His quest was not easy. He made trips to the local library digging up books on bridge construction, physics, and metallurgy. He spoke to an engineer and learned about how different types of paint might affect the sounds he planned to record. And he met with the New York Bridge Authority many times to try and convince them that he was not a "nut case."
A year or two later, Bertolozzi found his bridge. Situated between Highland, N.Y., and Poughkeepsie, the Mid-Hudson Bridge became his coveted instrument.

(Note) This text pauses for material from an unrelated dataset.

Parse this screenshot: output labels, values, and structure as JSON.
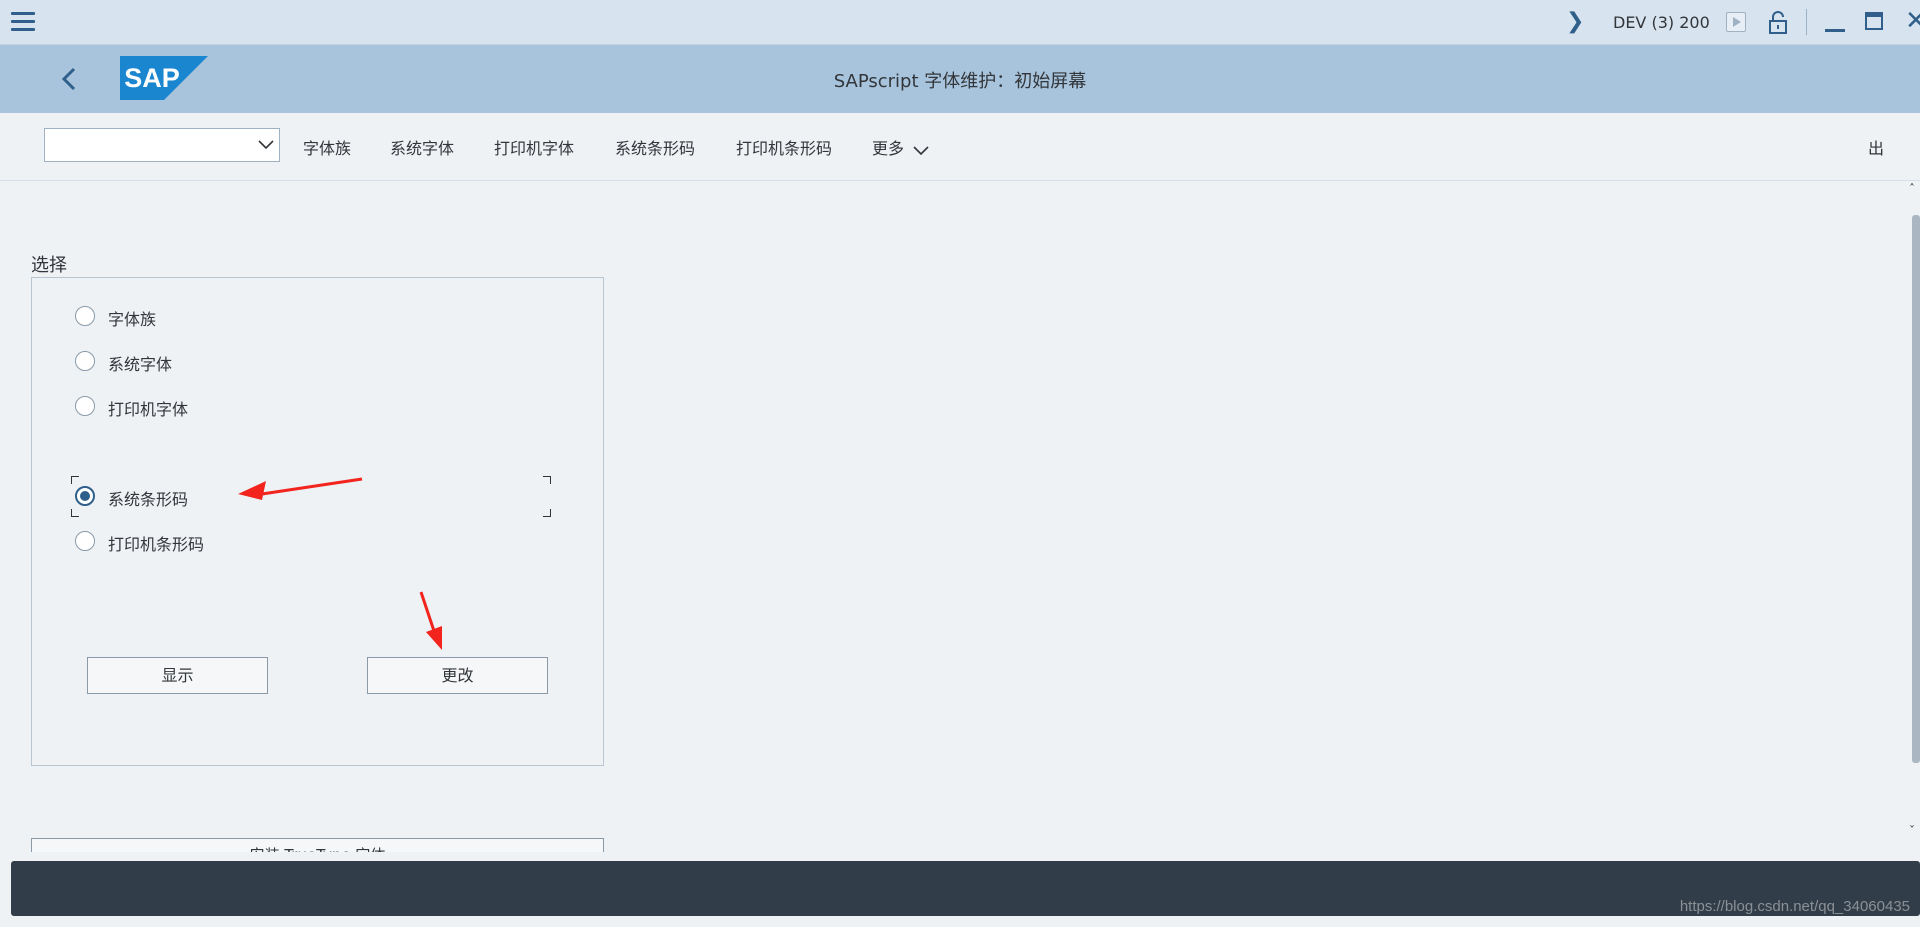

Though he had found the perfect bridge, he would have little time to record music. Bertolozzi was only allotted three days in 2006 and two days in 2007 to record sounds from the bridge. Over those five days, he brought along a sound engineer and asked bridge laborers to record sounds that were higher up and harder to reach. Using contact microphones to capture the sounds, Bertolozzi struck the various parts of the bridge – including guardrails, spindles, and girders – with wooden and metal mallets, hammers, and logs. Within five days, he had recorded 1,000 samples, which he later categorized by sound and note in his computer to begin composing "Bridge Music."
The composition process was unlike anything he had ever experienced. "It's not tuned like a guitar or a piano," Bertolozzi says, noting that certain parts of the bridge when struck would create two or three notes simultaneously. Though he was accustomed to writing compositions for percussion and the organ, Bertolozzi's notation sheets for the bridge music featured rather different parts for 24 "musicians," such as guardrails and signs.